Continuing with Shack’s flawless mixing the set begins to wind into a ravey feel but still with huge breakdowns, basslines, and breakbeats, which surely would have gone down a treat at his recent set at Canada’s Shambhala Music Festival, touted by Elite Force himself as “the perfect rave” and also known as Canada’s answer to Burning Man, which I was lucky enough to attend in 2009.
Always one to keep the dance floor on their toes, Shack takes a turn around the twenty minute mark with a very heavy electro feel full of more breakdowns to give the dance floor a short rest between the stomping beats being thrown down shortly before changing again into a harder tech-infused sound at the half an hour mark to get the dance floor pumping even more.
With the basslines getting bigger and bigger Shack proves the whole way through this set he knows how to build up a set and take the audience on a musical journey, crossing genres, different feels and seamlessly moving from one to the next, constantly keeping things interesting.
Dropping his revamp of the breaks classic, “Blackout” by JDS, Shack shows off his acid-breaks roots before he moves into his tech-funk sound of today, before quickly mixing into the housier sounds of Felix da Housecat’s “Oops”, giving the dance floor a short rest before throwing down more heavy tech-funk beats and basslines.
While personally I wasn’t much of a fan of Shack’s revamp of Nero’s remix of “Sincere”, I was quite happy to hear his version of the Smashing Pumpkins hit “1979,” which was featured on The Crystal Method’s “Community Service 2” mix CD. This tune lightened the mood of this otherwise quite heavy set before dropping into the fiery depths of hell with the even heavier final tracks of the mix.

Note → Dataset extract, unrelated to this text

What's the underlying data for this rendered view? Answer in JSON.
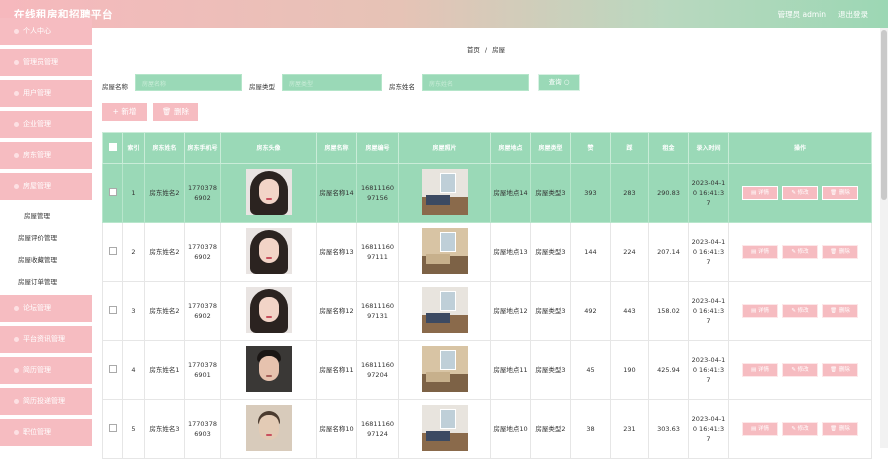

Dubstep. The popular sound in underground electronic music today. Huge basslines and big broken beats. This sound really fits in well with Shack’s sets and is a perfect way to make a set full of big dirty basslines even bigger and dirtier. While I prefer the original, the Elite Force revamp of dubstep God, Excision’s, “Subsonic” was the perfect track to link the breaks sounds of “1979” into Shack’s collaboration with another of dubstep’s heavyweights, Bar 9, before finishing off this monster of a mix with another excerpt from the monologue found in the intro.